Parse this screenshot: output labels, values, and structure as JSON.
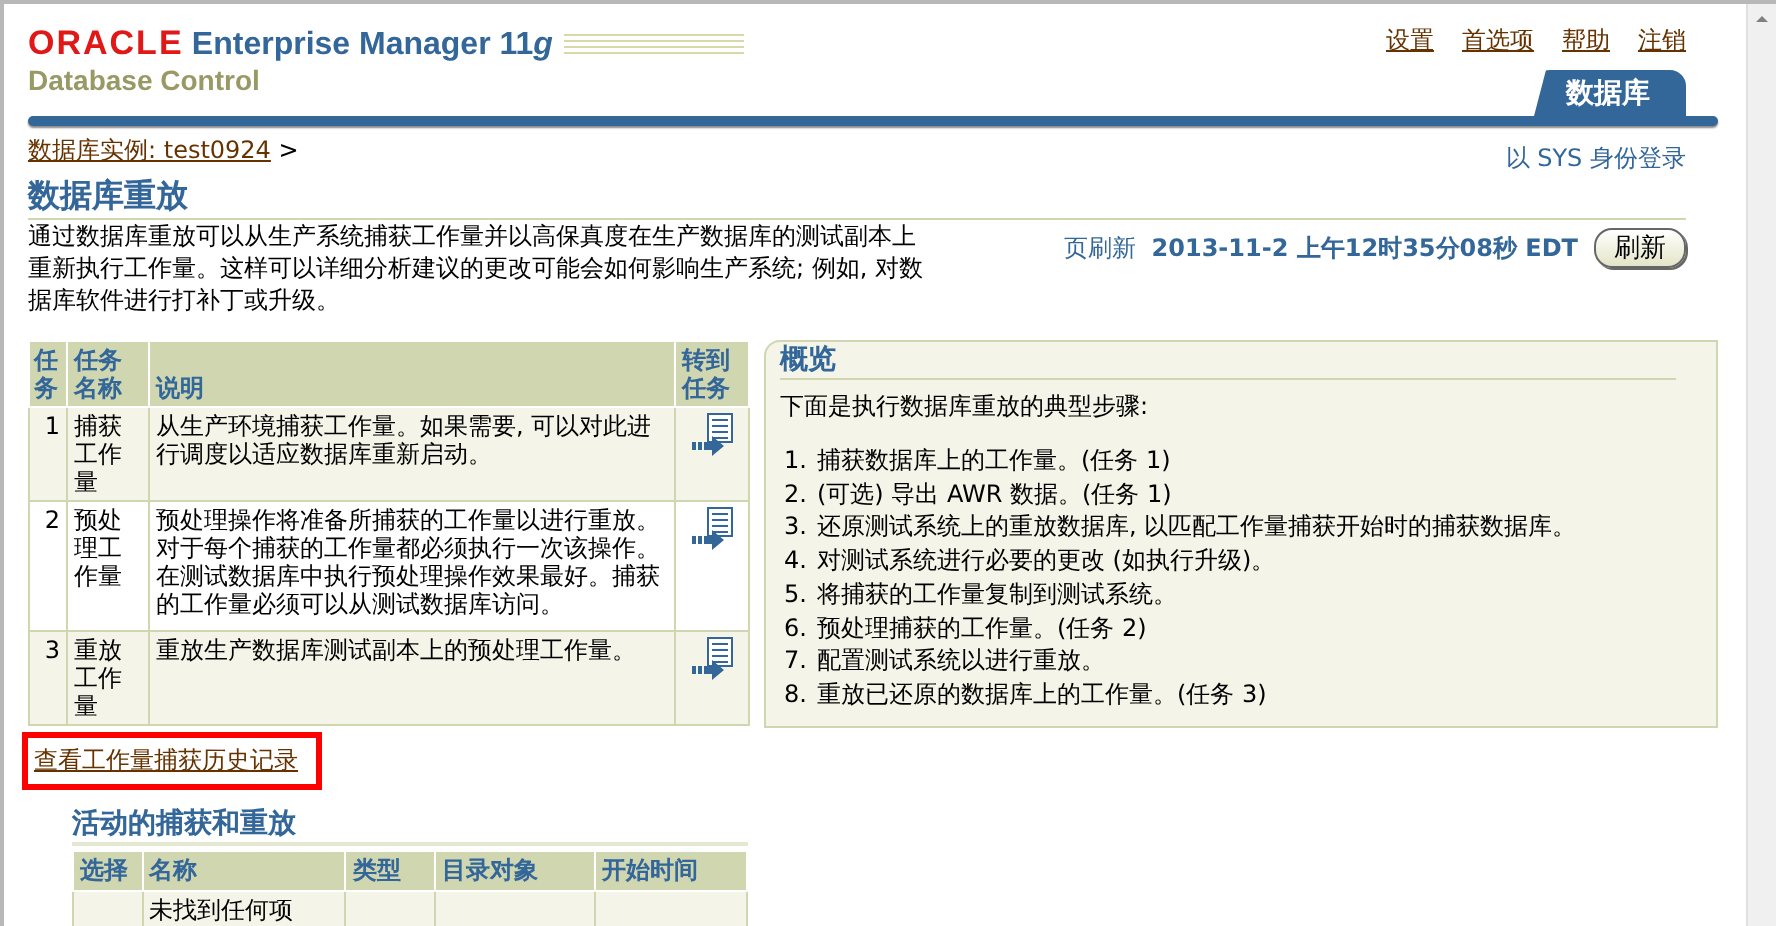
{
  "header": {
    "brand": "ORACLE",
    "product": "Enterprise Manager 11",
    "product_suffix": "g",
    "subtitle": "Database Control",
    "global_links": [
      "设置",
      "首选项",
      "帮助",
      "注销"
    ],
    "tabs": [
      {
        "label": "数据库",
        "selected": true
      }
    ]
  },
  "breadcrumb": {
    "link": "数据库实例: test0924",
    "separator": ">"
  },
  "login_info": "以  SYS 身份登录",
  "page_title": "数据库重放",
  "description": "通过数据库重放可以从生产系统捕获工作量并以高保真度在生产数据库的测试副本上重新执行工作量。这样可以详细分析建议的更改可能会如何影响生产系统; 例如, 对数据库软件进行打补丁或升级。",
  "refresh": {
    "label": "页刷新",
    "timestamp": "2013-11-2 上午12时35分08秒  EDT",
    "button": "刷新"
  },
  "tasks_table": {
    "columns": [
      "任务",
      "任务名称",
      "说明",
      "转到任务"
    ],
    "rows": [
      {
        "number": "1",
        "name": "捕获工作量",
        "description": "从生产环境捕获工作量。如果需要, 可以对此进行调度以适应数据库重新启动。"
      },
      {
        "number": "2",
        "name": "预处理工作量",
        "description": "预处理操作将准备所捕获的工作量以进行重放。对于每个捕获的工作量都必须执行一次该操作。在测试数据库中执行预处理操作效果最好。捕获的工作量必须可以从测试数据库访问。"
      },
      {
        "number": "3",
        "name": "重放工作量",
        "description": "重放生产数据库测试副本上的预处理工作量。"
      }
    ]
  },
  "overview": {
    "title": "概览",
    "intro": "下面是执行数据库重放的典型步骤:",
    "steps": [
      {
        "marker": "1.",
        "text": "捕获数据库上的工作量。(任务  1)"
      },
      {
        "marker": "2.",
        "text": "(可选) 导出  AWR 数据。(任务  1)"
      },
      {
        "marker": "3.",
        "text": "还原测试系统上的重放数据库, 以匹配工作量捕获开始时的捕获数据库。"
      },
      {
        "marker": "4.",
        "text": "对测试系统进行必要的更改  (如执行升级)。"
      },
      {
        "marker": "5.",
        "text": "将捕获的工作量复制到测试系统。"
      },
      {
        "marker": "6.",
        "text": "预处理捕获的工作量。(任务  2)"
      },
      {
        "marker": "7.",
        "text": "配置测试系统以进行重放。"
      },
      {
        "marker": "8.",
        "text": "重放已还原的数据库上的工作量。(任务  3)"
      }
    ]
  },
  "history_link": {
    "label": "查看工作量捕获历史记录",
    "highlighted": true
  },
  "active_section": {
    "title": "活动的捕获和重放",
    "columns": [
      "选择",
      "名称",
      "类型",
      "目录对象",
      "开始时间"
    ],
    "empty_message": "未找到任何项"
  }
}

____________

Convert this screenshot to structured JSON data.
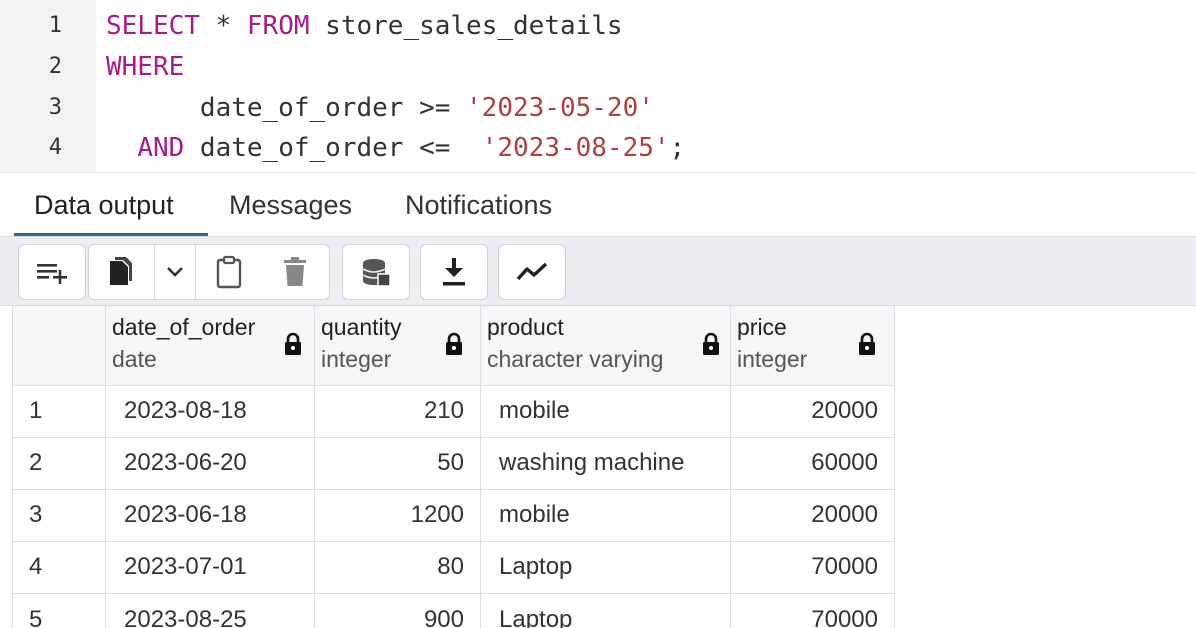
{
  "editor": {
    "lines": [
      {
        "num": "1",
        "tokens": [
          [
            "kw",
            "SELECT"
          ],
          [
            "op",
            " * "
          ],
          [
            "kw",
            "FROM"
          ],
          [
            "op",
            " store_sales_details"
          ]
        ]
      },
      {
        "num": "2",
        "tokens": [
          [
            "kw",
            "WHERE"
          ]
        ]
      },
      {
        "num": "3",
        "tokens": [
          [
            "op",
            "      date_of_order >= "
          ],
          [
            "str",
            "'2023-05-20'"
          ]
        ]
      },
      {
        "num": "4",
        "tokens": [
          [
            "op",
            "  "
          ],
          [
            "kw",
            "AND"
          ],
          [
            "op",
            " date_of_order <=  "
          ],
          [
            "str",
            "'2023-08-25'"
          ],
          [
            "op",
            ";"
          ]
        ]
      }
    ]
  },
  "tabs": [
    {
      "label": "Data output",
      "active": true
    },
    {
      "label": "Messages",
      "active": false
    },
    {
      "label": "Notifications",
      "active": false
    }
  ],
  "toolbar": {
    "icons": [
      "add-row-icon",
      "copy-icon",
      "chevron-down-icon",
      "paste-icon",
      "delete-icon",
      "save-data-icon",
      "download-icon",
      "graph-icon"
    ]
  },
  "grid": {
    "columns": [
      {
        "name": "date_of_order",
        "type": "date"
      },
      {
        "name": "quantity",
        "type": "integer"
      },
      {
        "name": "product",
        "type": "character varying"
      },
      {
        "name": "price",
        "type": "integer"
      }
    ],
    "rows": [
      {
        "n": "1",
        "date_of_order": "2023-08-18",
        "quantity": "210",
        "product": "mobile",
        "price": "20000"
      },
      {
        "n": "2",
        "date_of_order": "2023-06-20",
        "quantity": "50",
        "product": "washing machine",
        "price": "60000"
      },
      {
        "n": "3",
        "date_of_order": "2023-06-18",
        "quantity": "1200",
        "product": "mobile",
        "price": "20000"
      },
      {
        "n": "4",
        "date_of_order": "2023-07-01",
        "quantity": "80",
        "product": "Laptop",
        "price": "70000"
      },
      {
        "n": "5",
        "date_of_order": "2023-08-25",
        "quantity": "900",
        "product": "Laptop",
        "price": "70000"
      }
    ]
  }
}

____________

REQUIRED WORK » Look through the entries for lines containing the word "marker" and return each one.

OUTPUT BELOW »
        "marker": "1.",
        "marker": "2.",
        "marker": "3.",
        "marker": "4.",
        "marker": "5.",
        "marker": "6.",
        "marker": "7.",
        "marker": "8.",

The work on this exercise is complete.